§ Exercise:
Below is a block of records; reproduce all of them exactly and leave out any pictures.

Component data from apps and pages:

══════════

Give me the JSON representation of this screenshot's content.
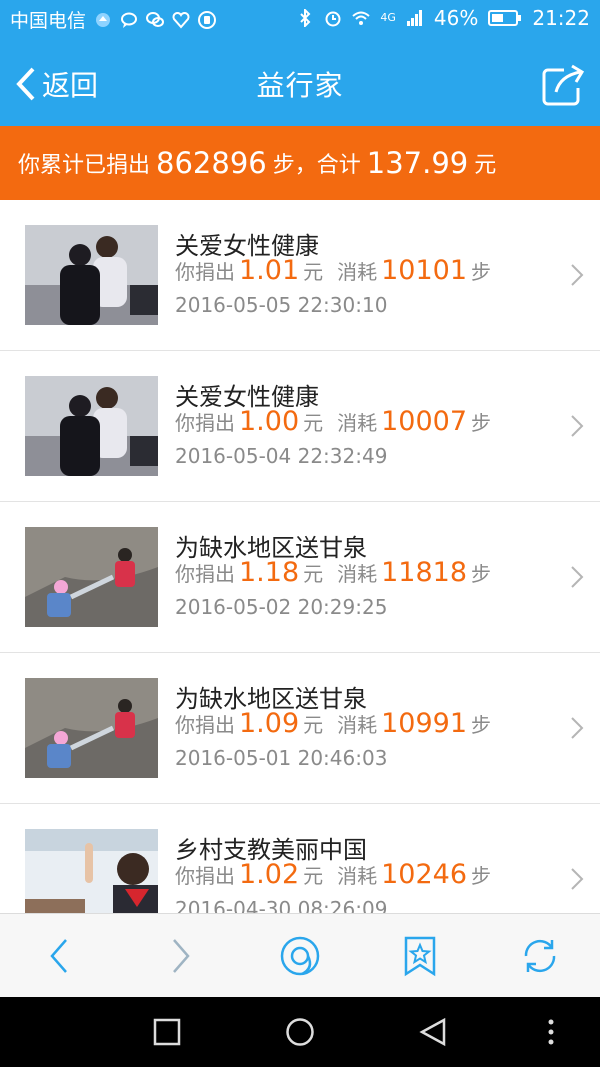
{
  "status_bar": {
    "carrier": "中国电信",
    "network": "4G",
    "battery": "46%",
    "time": "21:22",
    "icons": [
      "carrier-badge-icon",
      "chat-icon",
      "wechat-icon",
      "heart-icon",
      "hand-icon",
      "bluetooth-icon",
      "alarm-icon",
      "wifi-icon",
      "signal-icon",
      "battery-icon"
    ]
  },
  "nav": {
    "back_label": "返回",
    "title": "益行家",
    "share_icon": "share-icon"
  },
  "summary": {
    "prefix": "你累计已捐出",
    "steps": "862896",
    "steps_unit": "步，合计",
    "amount": "137.99",
    "amount_unit": "元"
  },
  "donations": [
    {
      "title": "关爱女性健康",
      "donate_label": "你捐出",
      "amount": "1.01",
      "amount_unit": "元",
      "consume_label": "消耗",
      "steps": "10101",
      "steps_unit": "步",
      "time": "2016-05-05 22:30:10",
      "thumb": "hug-photo"
    },
    {
      "title": "关爱女性健康",
      "donate_label": "你捐出",
      "amount": "1.00",
      "amount_unit": "元",
      "consume_label": "消耗",
      "steps": "10007",
      "steps_unit": "步",
      "time": "2016-05-04 22:32:49",
      "thumb": "hug-photo"
    },
    {
      "title": "为缺水地区送甘泉",
      "donate_label": "你捐出",
      "amount": "1.18",
      "amount_unit": "元",
      "consume_label": "消耗",
      "steps": "11818",
      "steps_unit": "步",
      "time": "2016-05-02 20:29:25",
      "thumb": "water-photo"
    },
    {
      "title": "为缺水地区送甘泉",
      "donate_label": "你捐出",
      "amount": "1.09",
      "amount_unit": "元",
      "consume_label": "消耗",
      "steps": "10991",
      "steps_unit": "步",
      "time": "2016-05-01 20:46:03",
      "thumb": "water-photo"
    },
    {
      "title": "乡村支教美丽中国",
      "donate_label": "你捐出",
      "amount": "1.02",
      "amount_unit": "元",
      "consume_label": "消耗",
      "steps": "10246",
      "steps_unit": "步",
      "time": "2016-04-30 08:26:09",
      "thumb": "classroom-photo"
    }
  ],
  "toolbar": {
    "icons": [
      "back-arrow-icon",
      "forward-arrow-icon",
      "qq-browser-icon",
      "bookmark-star-icon",
      "refresh-icon"
    ]
  },
  "colors": {
    "primary": "#2aa6ec",
    "accent": "#f36a10",
    "text": "#222222",
    "muted": "#8a8a8a"
  }
}
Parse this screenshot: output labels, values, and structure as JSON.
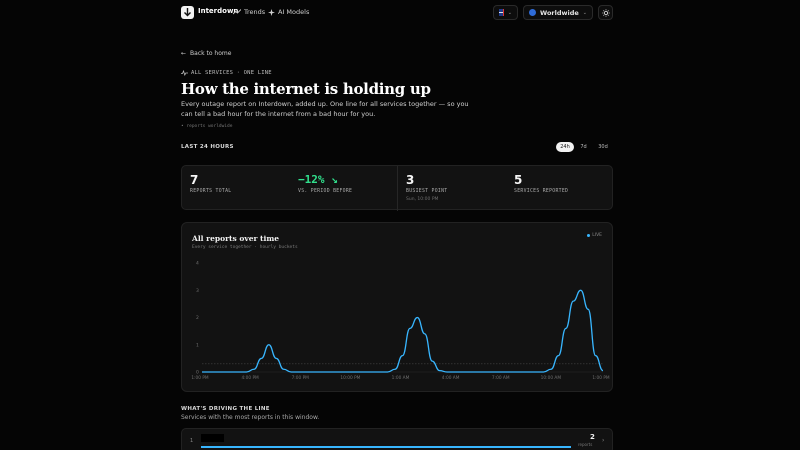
{
  "header": {
    "brand": "Interdown",
    "nav": [
      {
        "label": "Trends",
        "icon": "trend-line-icon"
      },
      {
        "label": "AI Models",
        "icon": "sparkle-icon"
      }
    ],
    "region_label": "Worldwide",
    "language_icon": "uk-flag-icon",
    "theme_icon": "sun-icon"
  },
  "page": {
    "back_link": "Back to home",
    "eyebrow": "ALL SERVICES · ONE LINE",
    "title": "How the internet is holding up",
    "subtitle": "Every outage report on Interdown, added up. One line for all services together — so you can tell a bad hour for the internet from a bad hour for you.",
    "note": "• reports worldwide",
    "window_label": "LAST 24 HOURS",
    "ranges": [
      {
        "label": "24h",
        "active": true
      },
      {
        "label": "7d",
        "active": false
      },
      {
        "label": "30d",
        "active": false
      }
    ]
  },
  "stats": [
    {
      "value": "7",
      "label": "REPORTS TOTAL",
      "sub": ""
    },
    {
      "value": "−12% ↘",
      "label": "VS. PERIOD BEFORE",
      "sub": ""
    },
    {
      "value": "3",
      "label": "BUSIEST POINT",
      "sub": "Sun, 10:00 PM"
    },
    {
      "value": "5",
      "label": "SERVICES REPORTED",
      "sub": ""
    }
  ],
  "chart": {
    "title": "All reports over time",
    "subtitle": "Every service together · hourly buckets",
    "legend": "LIVE"
  },
  "chart_data": {
    "type": "area",
    "title": "All reports over time",
    "x": [
      "1:00 PM",
      "4:00 PM",
      "7:00 PM",
      "10:00 PM",
      "1:00 AM",
      "4:00 AM",
      "7:00 AM",
      "10:00 AM",
      "1:00 PM"
    ],
    "y_ticks": [
      0,
      1,
      2,
      3,
      4
    ],
    "ylim": [
      0,
      4
    ],
    "baseline": 0.3,
    "peaks": [
      {
        "label": "~6:00 PM",
        "value": 1
      },
      {
        "label": "~3:00 AM",
        "value": 2
      },
      {
        "label": "~10:00 PM",
        "value": 3
      }
    ],
    "series": [
      {
        "values": [
          0,
          0,
          0,
          0,
          0,
          0,
          0,
          0.1,
          0.5,
          1,
          0.5,
          0.1,
          0,
          0,
          0,
          0,
          0,
          0,
          0,
          0,
          0,
          0,
          0,
          0,
          0,
          0,
          0.1,
          0.6,
          1.6,
          2,
          1.4,
          0.4,
          0.05,
          0,
          0,
          0,
          0,
          0,
          0,
          0,
          0,
          0,
          0,
          0,
          0,
          0,
          0,
          0.1,
          0.6,
          1.6,
          2.6,
          3,
          2.3,
          0.6,
          0.05
        ]
      }
    ],
    "line_color": "#38b6ff",
    "grid": false
  },
  "driving": {
    "label": "WHAT'S DRIVING THE LINE",
    "subtitle": "Services with the most reports in this window.",
    "rows": [
      {
        "rank": "1",
        "count": "2",
        "count_label": "reports",
        "share": 1.0
      }
    ]
  }
}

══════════

§ Solution:
Give me the JSON representation of this screenshot's content.
{
  "status_bar": {
    "carrier": "中国电信",
    "network": "4G",
    "battery": "46%",
    "time": "21:22",
    "icons": [
      "carrier-badge-icon",
      "chat-icon",
      "wechat-icon",
      "heart-icon",
      "hand-icon",
      "bluetooth-icon",
      "alarm-icon",
      "wifi-icon",
      "signal-icon",
      "battery-icon"
    ]
  },
  "nav": {
    "back_label": "返回",
    "title": "益行家",
    "share_icon": "share-icon"
  },
  "summary": {
    "prefix": "你累计已捐出",
    "steps": "862896",
    "steps_unit": "步，合计",
    "amount": "137.99",
    "amount_unit": "元"
  },
  "donations": [
    {
      "title": "关爱女性健康",
      "donate_label": "你捐出",
      "amount": "1.01",
      "amount_unit": "元",
      "consume_label": "消耗",
      "steps": "10101",
      "steps_unit": "步",
      "time": "2016-05-05 22:30:10",
      "thumb": "hug-photo"
    },
    {
      "title": "关爱女性健康",
      "donate_label": "你捐出",
      "amount": "1.00",
      "amount_unit": "元",
      "consume_label": "消耗",
      "steps": "10007",
      "steps_unit": "步",
      "time": "2016-05-04 22:32:49",
      "thumb": "hug-photo"
    },
    {
      "title": "为缺水地区送甘泉",
      "donate_label": "你捐出",
      "amount": "1.18",
      "amount_unit": "元",
      "consume_label": "消耗",
      "steps": "11818",
      "steps_unit": "步",
      "time": "2016-05-02 20:29:25",
      "thumb": "water-photo"
    },
    {
      "title": "为缺水地区送甘泉",
      "donate_label": "你捐出",
      "amount": "1.09",
      "amount_unit": "元",
      "consume_label": "消耗",
      "steps": "10991",
      "steps_unit": "步",
      "time": "2016-05-01 20:46:03",
      "thumb": "water-photo"
    },
    {
      "title": "乡村支教美丽中国",
      "donate_label": "你捐出",
      "amount": "1.02",
      "amount_unit": "元",
      "consume_label": "消耗",
      "steps": "10246",
      "steps_unit": "步",
      "time": "2016-04-30 08:26:09",
      "thumb": "classroom-photo"
    }
  ],
  "toolbar": {
    "icons": [
      "back-arrow-icon",
      "forward-arrow-icon",
      "qq-browser-icon",
      "bookmark-star-icon",
      "refresh-icon"
    ]
  },
  "colors": {
    "primary": "#2aa6ec",
    "accent": "#f36a10",
    "text": "#222222",
    "muted": "#8a8a8a"
  }
}
Parse this screenshot: output labels, values, and structure as JSON.
{
  "header": {
    "brand": "Interdown",
    "nav": [
      {
        "label": "Trends",
        "icon": "trend-line-icon"
      },
      {
        "label": "AI Models",
        "icon": "sparkle-icon"
      }
    ],
    "region_label": "Worldwide",
    "language_icon": "uk-flag-icon",
    "theme_icon": "sun-icon"
  },
  "page": {
    "back_link": "Back to home",
    "eyebrow": "ALL SERVICES · ONE LINE",
    "title": "How the internet is holding up",
    "subtitle": "Every outage report on Interdown, added up. One line for all services together — so you can tell a bad hour for the internet from a bad hour for you.",
    "note": "• reports worldwide",
    "window_label": "LAST 24 HOURS",
    "ranges": [
      {
        "label": "24h",
        "active": true
      },
      {
        "label": "7d",
        "active": false
      },
      {
        "label": "30d",
        "active": false
      }
    ]
  },
  "stats": [
    {
      "value": "7",
      "label": "REPORTS TOTAL",
      "sub": ""
    },
    {
      "value": "−12% ↘",
      "label": "VS. PERIOD BEFORE",
      "sub": ""
    },
    {
      "value": "3",
      "label": "BUSIEST POINT",
      "sub": "Sun, 10:00 PM"
    },
    {
      "value": "5",
      "label": "SERVICES REPORTED",
      "sub": ""
    }
  ],
  "chart": {
    "title": "All reports over time",
    "subtitle": "Every service together · hourly buckets",
    "legend": "LIVE"
  },
  "chart_data": {
    "type": "area",
    "title": "All reports over time",
    "x": [
      "1:00 PM",
      "4:00 PM",
      "7:00 PM",
      "10:00 PM",
      "1:00 AM",
      "4:00 AM",
      "7:00 AM",
      "10:00 AM",
      "1:00 PM"
    ],
    "y_ticks": [
      0,
      1,
      2,
      3,
      4
    ],
    "ylim": [
      0,
      4
    ],
    "baseline": 0.3,
    "peaks": [
      {
        "label": "~6:00 PM",
        "value": 1
      },
      {
        "label": "~3:00 AM",
        "value": 2
      },
      {
        "label": "~10:00 PM",
        "value": 3
      }
    ],
    "series": [
      {
        "values": [
          0,
          0,
          0,
          0,
          0,
          0,
          0,
          0.1,
          0.5,
          1,
          0.5,
          0.1,
          0,
          0,
          0,
          0,
          0,
          0,
          0,
          0,
          0,
          0,
          0,
          0,
          0,
          0,
          0.1,
          0.6,
          1.6,
          2,
          1.4,
          0.4,
          0.05,
          0,
          0,
          0,
          0,
          0,
          0,
          0,
          0,
          0,
          0,
          0,
          0,
          0,
          0,
          0.1,
          0.6,
          1.6,
          2.6,
          3,
          2.3,
          0.6,
          0.05
        ]
      }
    ],
    "line_color": "#38b6ff",
    "grid": false
  },
  "driving": {
    "label": "WHAT'S DRIVING THE LINE",
    "subtitle": "Services with the most reports in this window.",
    "rows": [
      {
        "rank": "1",
        "count": "2",
        "count_label": "reports",
        "share": 1.0
      }
    ]
  }
}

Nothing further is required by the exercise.